Computers By Rosalie Marion Bliss
April 15, 2003
- Technology Supports President Bush's HealthierUS Initiative
to Help Consumers Improve Health
BALTIMORE, April 15--Accessing the
U.S. Department of Agriculture's online
National Nutrient Database is now easier than ever. A user friendly, searchable
version of the authoritative nutrient database is available for download onto
personal computers (PCs) and laptops free of charge, Agriculture Secretary Ann
M. Veneman announced today during a speech at the Department of Health and Human Services'
"This user-friendly nutrient database supports President Bush's
HealthierUS initiative to improve overall health for Americans through regular
physical activity, proper nutrition, preventive screenings and healthy
lifestyle choices," said Veneman. "The accessibility of the database will make
it easier for consumers to make healthy choices by providing important
information to personal computers."
USDA announced in October 2002 the portable version of the
nutrient database for users of personal digital assistants, or PDAs. Today's
announcement extends the availability of the information to personal computers.

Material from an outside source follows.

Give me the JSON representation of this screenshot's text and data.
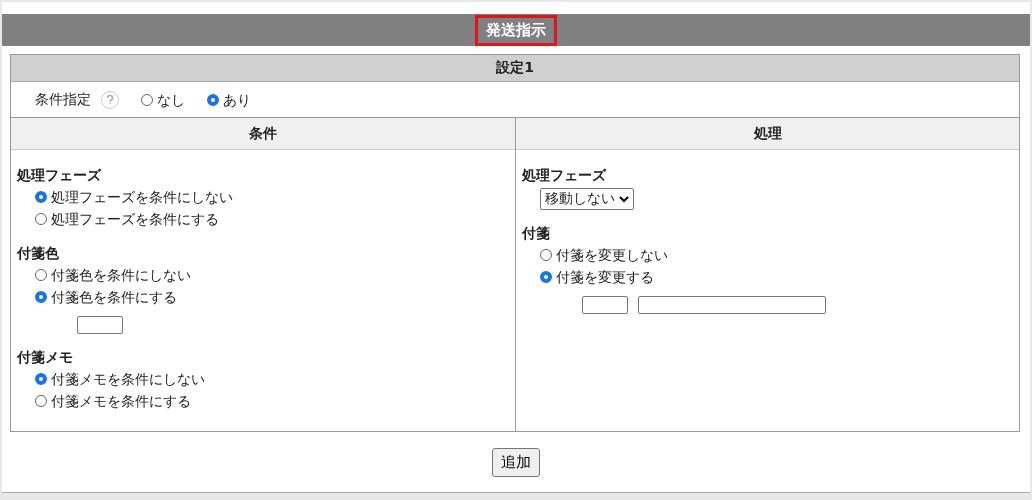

The information lists up to 117 nutrients for more than 6,000 food items. Each
item can be found in any one of 22 food-group categories. The PC-download
capability is available on the USDA web site today. After an initial download
and installation, the database can be accessed from the computer's hard drive.
The PC application expands the accessibility of the database to
more users and includes an option to search the entire database at once, or
more narrowly by specified food groups. A portion modifier option is also
included. For example, after clicking on carrots, raw, the user can choose from
a variety of standard portion sizes. But if the user would prefer to increase
or decrease the amounts, portions can be customized to suit individual needs.
The search term "not" is also featured, which allows users to screen out
unwanted foods by designating, for example, "carrots not raw."
Researchers at the Agricultural Research Service's (ARS)
Nutrient Data Laboratory
in Beltsville, Md., worked with HealtheTech Inc. of Golden, Colo.,
through a cooperative research and development agreement, to provide users with
a downloadable search application for use on their PCs. The lab is part of the
ARS Beltsville Human Nutrition
Research Center. ARS is USDA's chief scientific research agency.
The new PC-download version requires about 70 megabytes of disk
space on a hard drive. The application runs on all Windows versions from
Windows 98 SE (Second Edition) to the most recent edition. To download the
nutrient database software, go to:
Under the red "Search the Nutrient Database" label, click on
Read more about NDL's recent upgrades by visiting:
For more information on President Bush's HealthierUS Initiative,